LONDON • Britain's biggest drugmaker GlaxoSmithKline (GSK) is forming a joint venture with Google parent Alphabet's life sciences business to research and develop bioelectronic medicine.
GSK will hold a 55 per cent stake in the venture, called Galvani Bioelectronics, and Alphabet's Verily Life Sciences will hold 45 per cent, said a statement yesterday.
The companies will invest up to £540 million (S$957 million) over seven years, subject to completion of milestones.
Mr Kris Famm, GSK's head of bioelectronics research and president of Galvani, said the first bioelectronic medicines using implants to stimulate nerves could be submitted for regulatory approval by around 2023.
"We have had really promising results in animal tests, where we've shown we can address some chronic diseases with this mechanism, and now we are bringing that work into the clinic," he told Reuters. "Our goal is to have our first medicines ready for regulatory approval in seven years."
We have had really promising results in animal tests, where we've shown we can address some chronic diseases with this mechanism, and now we are bringing that work into the clinic. Our goal is to have our first medicines ready for regulatory approval in seven years.
MR KRIS FAMM, GSK's head of bioelectronics research and president of Galvani, saying the first bioelectronic medicines using implants to stimulate nerves could be submitted for regulatory approval by around 2023.
Bioelectronic medicine is a new field that aims to tackle chronic diseases using miniature implanted devices that modify electrical signals that pass along nerves in the body. Glaxo's researchers believe conditions such as arthritis, diabetes and asthma could be treated using these devices.
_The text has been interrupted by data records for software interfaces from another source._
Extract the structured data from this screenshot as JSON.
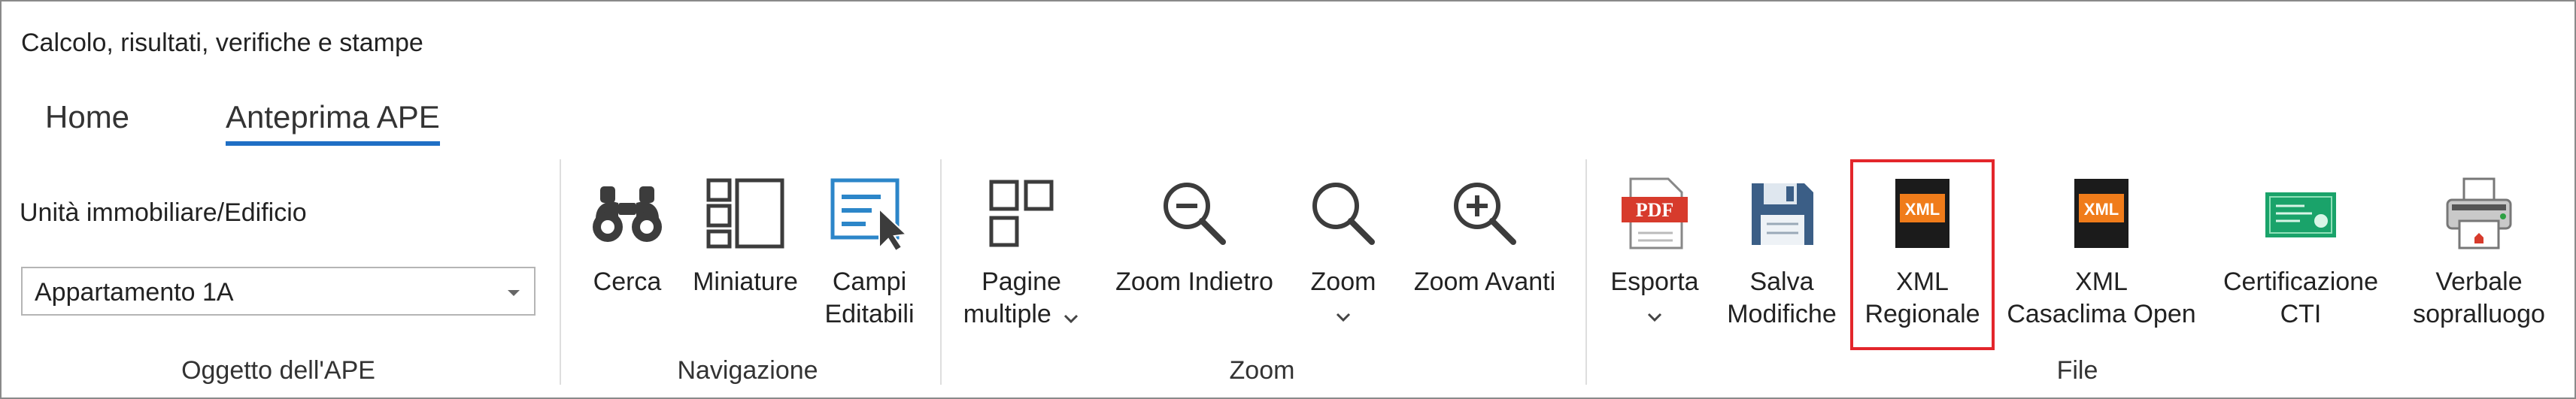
{
  "window": {
    "title": "Calcolo, risultati, verifiche e stampe"
  },
  "tabs": [
    {
      "label": "Home",
      "active": false
    },
    {
      "label": "Anteprima APE",
      "active": true
    }
  ],
  "groups": {
    "oggetto": {
      "label": "Oggetto dell'APE",
      "field_label": "Unità immobiliare/Edificio",
      "selected": "Appartamento 1A"
    },
    "navigazione": {
      "label": "Navigazione",
      "cerca": "Cerca",
      "miniature": "Miniature",
      "campi_1": "Campi",
      "campi_2": "Editabili"
    },
    "zoom": {
      "label": "Zoom",
      "pagine_1": "Pagine",
      "pagine_2": "multiple",
      "zoom_indietro": "Zoom Indietro",
      "zoom": "Zoom",
      "zoom_avanti": "Zoom Avanti"
    },
    "file": {
      "label": "File",
      "esporta": "Esporta",
      "salva_1": "Salva",
      "salva_2": "Modifiche",
      "xmlreg_1": "XML",
      "xmlreg_2": "Regionale",
      "xmlcasa_1": "XML",
      "xmlcasa_2": "Casaclima Open",
      "cert_1": "Certificazione",
      "cert_2": "CTI",
      "verb_1": "Verbale",
      "verb_2": "sopralluogo",
      "pdf_badge": "PDF",
      "xml_badge": "XML"
    }
  },
  "colors": {
    "accent": "#1f6fc5",
    "highlight": "#e3262b",
    "pdf_red": "#d73b2c",
    "xml_orange": "#f07c1a",
    "cert_green": "#1aa36a"
  },
  "icons": [
    "binoculars-icon",
    "thumbnails-icon",
    "editable-fields-icon",
    "multiple-pages-icon",
    "zoom-out-icon",
    "zoom-icon",
    "zoom-in-icon",
    "pdf-export-icon",
    "floppy-save-icon",
    "xml-icon",
    "certificate-icon",
    "printer-icon",
    "chevron-down-icon"
  ]
}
The idea of treating serious disease with electrical impulses is not new. Large-scale electrical devices have been used for years as heart pacemakers and, more recently, deep brain stimulation has been applied to treat Parkinson's disease and severe depression. Last year, EnteroMedics won US approval for a device to help obese people control their appetite.
But Galvani is taking electrical interventions to the micro level, using tiny implants to coax insulin from cells to treat diabetes, for example, or correct muscle imbalances in lung diseases.
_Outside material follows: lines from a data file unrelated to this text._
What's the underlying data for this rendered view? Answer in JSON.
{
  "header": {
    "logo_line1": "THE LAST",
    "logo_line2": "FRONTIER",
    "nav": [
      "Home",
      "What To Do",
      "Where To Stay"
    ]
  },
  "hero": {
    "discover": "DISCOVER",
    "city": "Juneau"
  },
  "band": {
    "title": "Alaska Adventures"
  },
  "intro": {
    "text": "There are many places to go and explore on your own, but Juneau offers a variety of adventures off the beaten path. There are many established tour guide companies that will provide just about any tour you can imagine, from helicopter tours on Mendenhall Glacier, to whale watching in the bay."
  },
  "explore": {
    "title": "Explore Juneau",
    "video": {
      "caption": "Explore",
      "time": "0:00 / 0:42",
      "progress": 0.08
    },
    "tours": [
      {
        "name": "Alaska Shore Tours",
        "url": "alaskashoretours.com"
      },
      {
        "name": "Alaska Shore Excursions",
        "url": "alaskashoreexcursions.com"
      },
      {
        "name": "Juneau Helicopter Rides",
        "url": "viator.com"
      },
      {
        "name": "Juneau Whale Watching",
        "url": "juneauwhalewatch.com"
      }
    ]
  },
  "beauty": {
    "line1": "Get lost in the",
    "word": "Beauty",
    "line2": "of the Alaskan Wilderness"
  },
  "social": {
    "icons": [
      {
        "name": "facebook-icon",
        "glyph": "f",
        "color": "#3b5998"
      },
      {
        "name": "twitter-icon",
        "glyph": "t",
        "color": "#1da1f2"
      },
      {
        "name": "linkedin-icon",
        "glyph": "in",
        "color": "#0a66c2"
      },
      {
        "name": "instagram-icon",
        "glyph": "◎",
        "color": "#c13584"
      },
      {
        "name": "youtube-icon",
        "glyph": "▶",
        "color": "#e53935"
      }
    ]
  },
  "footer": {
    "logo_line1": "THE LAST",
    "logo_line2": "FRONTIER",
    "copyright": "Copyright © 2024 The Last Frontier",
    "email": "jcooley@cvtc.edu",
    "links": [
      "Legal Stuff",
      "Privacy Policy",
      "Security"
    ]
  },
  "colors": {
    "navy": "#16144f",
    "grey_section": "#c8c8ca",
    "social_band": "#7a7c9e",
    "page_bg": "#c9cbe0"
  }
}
Verily aims to use technology to develop healthcare software and hardware. It is one of Alphabet's most important new ventures, residing in the tech giant's Other Bets division alongside smart home device maker Nest and fast Internet service provider Fiber.
In the second quarter, Other Bets generated US$185 million in revenue and Alphabet chief financial officer Ruth Porat said that mostly came from Nest, Fiber and Verily, in that order.
Verily's work with traditional drug companies includes developing smart contact lenses that can measure glucose with Novartis.
The collaboration with Glaxo is not the first joint venture for Verily: it funded a robotic surgery company with Johnson & Johnson last December.